What can I say? Animals just love me. Despite the fact that I'm allergic to half of them. Just as I was sitting here, trying to think of a title for my new update, a parakeet started fluttering around the bird cage right next to where I get internet access. I looked at it and thought, "Hey that looks just like the one that escaped a few days ago..." It was indeed, the Prodigal Parakeet, returning, no doubt, from his life of fermented mangoes and loose songbirds back to where he knew he would have food and water aplenty. It took him a few minutes to realize that he and I both wanted the same thing (for him to get back in the cage) so we had a bit of a dance. Then he stood on the open door for a full thirty seconds before finally deciding that, "Okay, I've had enough freedom. Lock me and never let me out again." I would say that his mate seemed especially happy to have him back, but that's just plain anthropomorphizing.

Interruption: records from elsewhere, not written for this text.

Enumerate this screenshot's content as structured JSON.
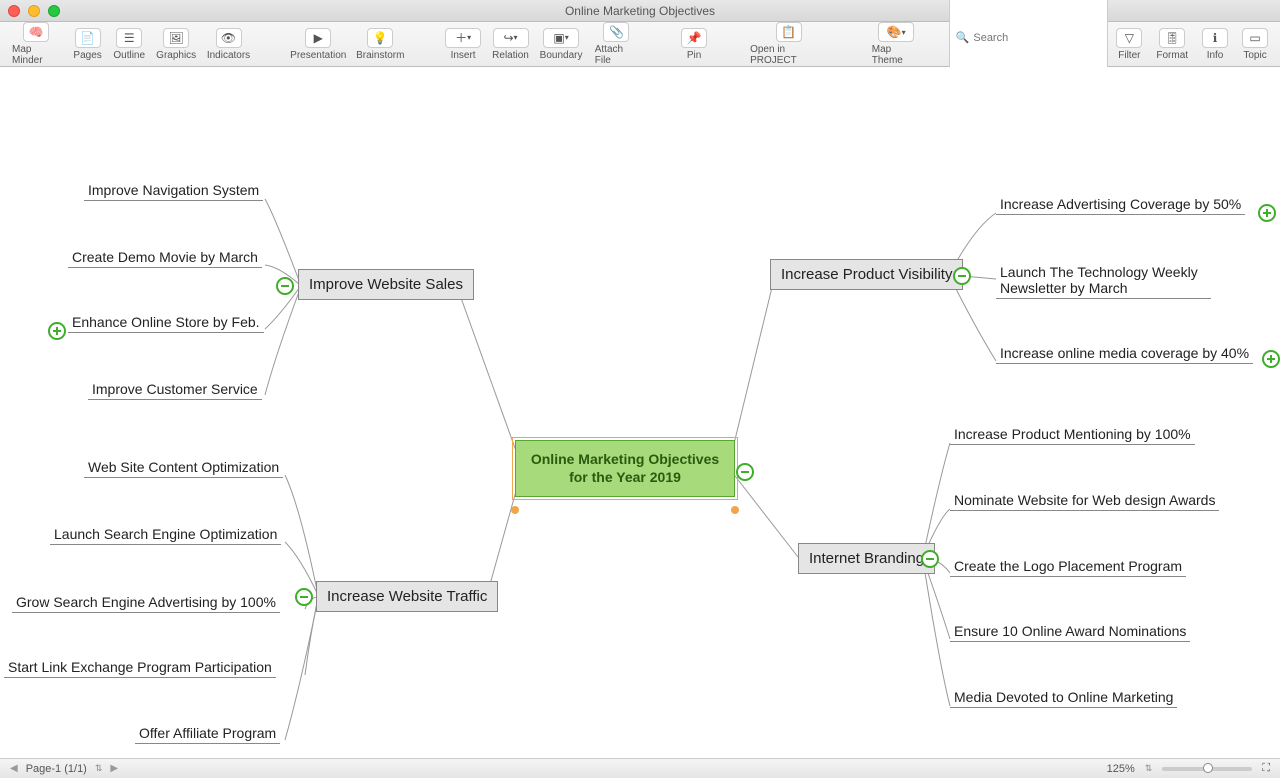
{
  "window": {
    "title": "Online Marketing Objectives"
  },
  "toolbar": {
    "map_minder": "Map Minder",
    "pages": "Pages",
    "outline": "Outline",
    "graphics": "Graphics",
    "indicators": "Indicators",
    "presentation": "Presentation",
    "brainstorm": "Brainstorm",
    "insert": "Insert",
    "relation": "Relation",
    "boundary": "Boundary",
    "attach_file": "Attach File",
    "pin": "Pin",
    "open_in_project": "Open in PROJECT",
    "map_theme": "Map Theme",
    "search_label": "Search",
    "search_placeholder": "Search",
    "filter": "Filter",
    "format": "Format",
    "info": "Info",
    "topic": "Topic"
  },
  "mindmap": {
    "center": "Online Marketing Objectives for the Year 2019",
    "branches": {
      "improve_sales": {
        "label": "Improve Website Sales",
        "children": [
          "Improve Navigation System",
          "Create Demo Movie by March",
          "Enhance Online Store by Feb.",
          "Improve Customer Service"
        ]
      },
      "increase_traffic": {
        "label": "Increase Website Traffic",
        "children": [
          "Web Site Content Optimization",
          "Launch Search Engine Optimization",
          "Grow Search Engine Advertising by 100%",
          "Start Link Exchange Program Participation",
          "Offer Affiliate Program"
        ]
      },
      "product_visibility": {
        "label": "Increase Product Visibility",
        "children": [
          "Increase Advertising Coverage by 50%",
          "Launch The Technology Weekly Newsletter by March",
          "Increase online media coverage by 40%"
        ]
      },
      "internet_branding": {
        "label": "Internet Branding",
        "children": [
          "Increase Product Mentioning by 100%",
          "Nominate Website for Web design Awards",
          "Create the Logo Placement Program",
          "Ensure 10 Online Award Nominations",
          "Media Devoted to Online Marketing"
        ]
      }
    }
  },
  "status": {
    "page": "Page-1 (1/1)",
    "zoom": "125%"
  }
}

The past week has been the best of my time in Haiti so far. To be sure, it hasn't been entirely devoid of it's low points, but nothing that some dancing to Mumford and Sons in the office couldn't cure (Don't worry, I was alone. If anyone had walked in right then, it would've been very embarrassing. And a special thanks to Brittany Gaddy for the "workout" idea). At the beginning of August, I was very worried that the lack of activity would send me into my deepest depression yet. I feared that with nothing to look forward to until school starting in September 5, I would slowly start to lose my mind. Fortunately, God has been faithful and provided me with some lifelines. My relationships with people in the neighborhood have continued to grow. Having people invite me to activities and events - even if it's something as simple as playing cards or going to the day's soccer game - makes such a difference from me inviting myself to do those things. I just feel that much more a part of the community here.
Last week, I also started teaching another class, also in Limbé. Loulouse, another professor at UCNH, and her husband run a small church/school that's attached to their home. She asked if I was available to teach some English classes and since my schedule was pretty wide open, I was more than happy to oblige. It's a good-sized class of about 15 and we take the material at a pretty slow pace. I'm learning from my mistakes in other classes not to rush through and assume that students are studying at home. Also, whenever students say that they understand something after the first time I explain it and that they don't have any questions, they're always lying. Always. How true the saying, "A teacher is someone who never says something only one time."
Things at UCNH seem to be picking up. There's a meeting tomorrow for professors (that I'm still not sure if I'm supposed to go to) to talk about what needs to happen between now and September 5 to get ready for classes to start. Hopefully I'll be finding out in the next few days which classes I'm teaching.
Other than that, there's not much new stuff to report. Oh, a six year-old girl and her mom moved in to the house I'm staying in about a week ago. I'm not really sure why they've moved in, or how long they're staying. They're both great, and I especially enjoy playing with Shanunu, the six year-old. It's fun to have a younger host sibling, at least for however long they stay.